Exercise: From the entries, return every line where the string "France" shows up.

/---

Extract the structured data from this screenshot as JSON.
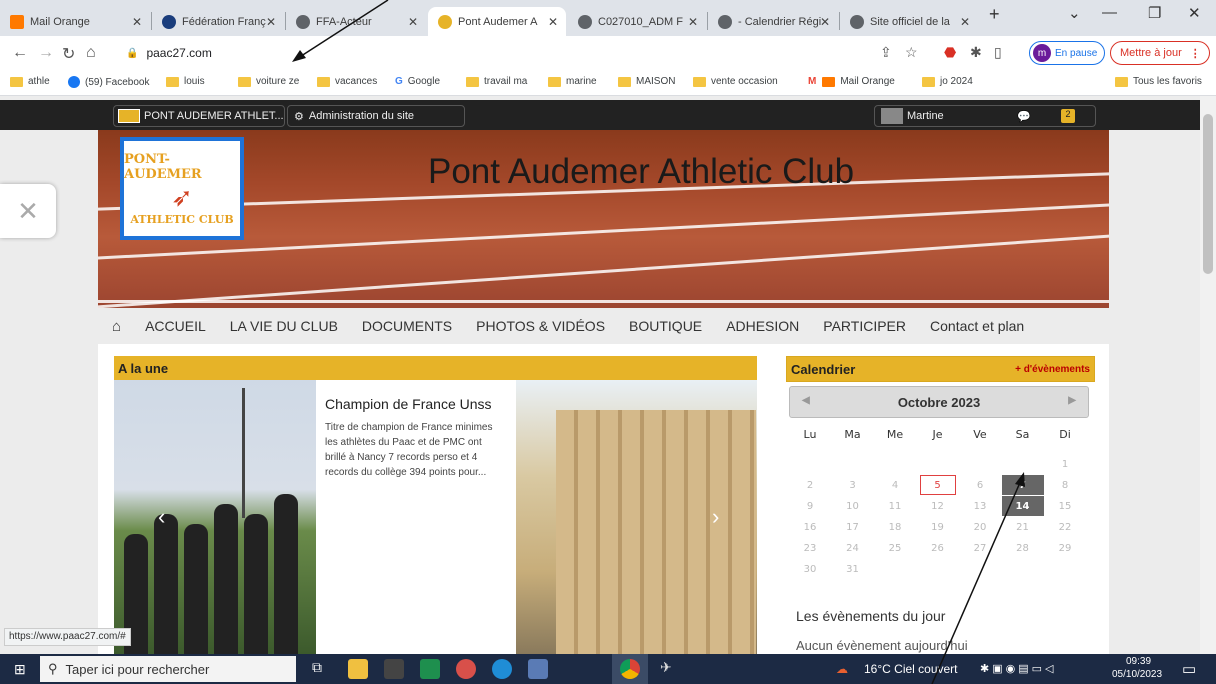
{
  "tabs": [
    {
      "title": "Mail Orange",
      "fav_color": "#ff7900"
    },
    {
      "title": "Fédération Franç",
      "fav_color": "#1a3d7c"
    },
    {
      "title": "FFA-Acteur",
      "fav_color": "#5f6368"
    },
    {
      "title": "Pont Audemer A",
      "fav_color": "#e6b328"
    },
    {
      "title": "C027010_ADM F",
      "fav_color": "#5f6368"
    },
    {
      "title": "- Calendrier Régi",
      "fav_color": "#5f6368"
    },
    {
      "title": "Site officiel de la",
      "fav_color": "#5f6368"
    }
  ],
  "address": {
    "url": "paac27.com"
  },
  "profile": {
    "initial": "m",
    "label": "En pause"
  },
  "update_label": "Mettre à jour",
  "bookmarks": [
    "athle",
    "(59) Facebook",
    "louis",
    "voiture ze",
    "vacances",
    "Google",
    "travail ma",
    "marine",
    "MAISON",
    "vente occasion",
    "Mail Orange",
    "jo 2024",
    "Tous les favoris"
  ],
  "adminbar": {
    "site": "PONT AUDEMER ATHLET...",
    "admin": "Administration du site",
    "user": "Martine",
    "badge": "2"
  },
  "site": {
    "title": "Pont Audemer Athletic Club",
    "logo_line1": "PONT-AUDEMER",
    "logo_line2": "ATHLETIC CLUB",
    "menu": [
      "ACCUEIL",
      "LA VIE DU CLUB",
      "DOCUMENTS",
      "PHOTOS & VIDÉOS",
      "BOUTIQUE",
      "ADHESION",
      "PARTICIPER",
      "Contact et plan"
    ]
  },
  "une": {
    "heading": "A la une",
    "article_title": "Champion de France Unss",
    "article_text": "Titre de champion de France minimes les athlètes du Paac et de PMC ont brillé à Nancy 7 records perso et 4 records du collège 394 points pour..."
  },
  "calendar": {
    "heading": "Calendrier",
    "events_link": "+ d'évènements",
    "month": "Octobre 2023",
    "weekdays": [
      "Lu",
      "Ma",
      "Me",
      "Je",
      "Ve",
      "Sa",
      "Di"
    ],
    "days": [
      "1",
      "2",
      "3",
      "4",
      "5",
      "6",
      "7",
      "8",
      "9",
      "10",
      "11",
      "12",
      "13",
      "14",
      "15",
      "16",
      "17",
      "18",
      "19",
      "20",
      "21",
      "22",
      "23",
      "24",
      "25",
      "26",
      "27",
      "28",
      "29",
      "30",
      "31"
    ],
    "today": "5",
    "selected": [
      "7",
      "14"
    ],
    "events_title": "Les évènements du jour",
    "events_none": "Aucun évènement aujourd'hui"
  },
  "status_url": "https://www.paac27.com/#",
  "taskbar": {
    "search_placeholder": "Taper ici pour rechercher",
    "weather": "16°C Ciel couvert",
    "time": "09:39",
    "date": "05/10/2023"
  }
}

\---

Answer:
    "article_title": "Champion de France Unss",
    "article_text": "Titre de champion de France minimes les athlètes du Paac et de PMC ont brillé à Nancy 7 records perso et 4 records du collège 394 points pour..."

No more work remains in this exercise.